According to the polling company, Gallup, worker engagement is at all time low—about 70-percent of employees are not motivated by their jobs and don’t feel engaged.
Much is made about improving workforce “engagement” through training. What does that term mean in concrete examples? How do you measure worker enthusiasm?
It’s pretty easy to tell about companies where workers are “engaged.” They communicate that quality in their attitude on the phone or in person. They sound happy and their body language communicates that enthusiasm.
How do you achieve that motivated state? There are a couple of benchmarks when it comes to gauging the “e-factor” of employees that will help you before you begin your course design.
The first is: What motivates an employee internally? This translates into career goals, personal goals and self-worth.
The second are external factors such as rewards, promotions, and recognition.
The best way to nail down these motivating factors is to ask your employees about what they want out of their jobs. Sounds simple, but it often can bring out interesting answers based on your engagement with their goals.
One of those answers is likely to be career advancement. If so, professional development can be engineered into learning management systems and training content. What form that takes will depend on the skill sets required by your company, of course.

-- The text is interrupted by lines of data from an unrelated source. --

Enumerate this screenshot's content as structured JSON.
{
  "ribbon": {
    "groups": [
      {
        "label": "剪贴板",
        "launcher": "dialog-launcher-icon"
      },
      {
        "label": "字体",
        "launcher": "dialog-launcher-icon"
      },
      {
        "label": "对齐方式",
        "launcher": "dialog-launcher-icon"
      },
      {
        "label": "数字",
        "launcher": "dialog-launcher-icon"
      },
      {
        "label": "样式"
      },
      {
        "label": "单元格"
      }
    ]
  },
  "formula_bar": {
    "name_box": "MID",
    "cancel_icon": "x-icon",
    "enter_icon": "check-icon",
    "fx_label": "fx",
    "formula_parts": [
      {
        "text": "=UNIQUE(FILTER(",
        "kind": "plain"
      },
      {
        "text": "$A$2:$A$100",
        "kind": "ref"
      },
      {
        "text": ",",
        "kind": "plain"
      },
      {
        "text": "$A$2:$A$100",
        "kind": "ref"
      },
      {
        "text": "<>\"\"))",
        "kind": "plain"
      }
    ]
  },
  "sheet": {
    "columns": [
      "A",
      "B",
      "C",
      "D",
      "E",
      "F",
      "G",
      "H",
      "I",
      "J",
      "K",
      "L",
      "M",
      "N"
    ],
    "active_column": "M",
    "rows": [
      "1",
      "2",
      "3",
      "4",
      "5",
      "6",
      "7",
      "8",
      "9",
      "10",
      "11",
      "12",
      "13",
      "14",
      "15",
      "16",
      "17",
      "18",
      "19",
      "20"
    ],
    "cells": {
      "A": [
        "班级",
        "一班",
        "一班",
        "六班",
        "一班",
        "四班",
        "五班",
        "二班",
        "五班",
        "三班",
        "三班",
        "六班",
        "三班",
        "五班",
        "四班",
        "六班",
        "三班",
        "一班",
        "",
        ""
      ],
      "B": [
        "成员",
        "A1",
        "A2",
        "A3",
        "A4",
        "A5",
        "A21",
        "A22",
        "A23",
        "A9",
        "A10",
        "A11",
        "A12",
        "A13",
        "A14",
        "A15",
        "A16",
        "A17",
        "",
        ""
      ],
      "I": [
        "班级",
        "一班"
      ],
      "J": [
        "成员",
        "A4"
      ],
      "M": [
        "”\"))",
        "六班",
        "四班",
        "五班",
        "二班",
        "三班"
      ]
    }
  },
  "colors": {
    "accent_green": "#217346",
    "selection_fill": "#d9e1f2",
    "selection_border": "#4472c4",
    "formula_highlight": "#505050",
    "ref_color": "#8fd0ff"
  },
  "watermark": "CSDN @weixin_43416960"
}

This may mean extra courses to improve certain skills. For example, you may need your web designers to understand a new API authoring tool to improve your website.
It is a relatively simple matter to research and source that training on-demand and slot it into your LMS. The important point is that these skills can be transferrable to on-the-job improvement, and ultimately career advancement with its rewards and recognition.
One HR survey found that most employees don’t think they have any strong opportunities for growth inside companies. There is nothing worse than feeling you are stuck in a dead-end job.
And it’s costly to find new employees, about 20-percent of an annual salary according to one estimate.
So, before you even start on your training program design, find out what motivates your employees.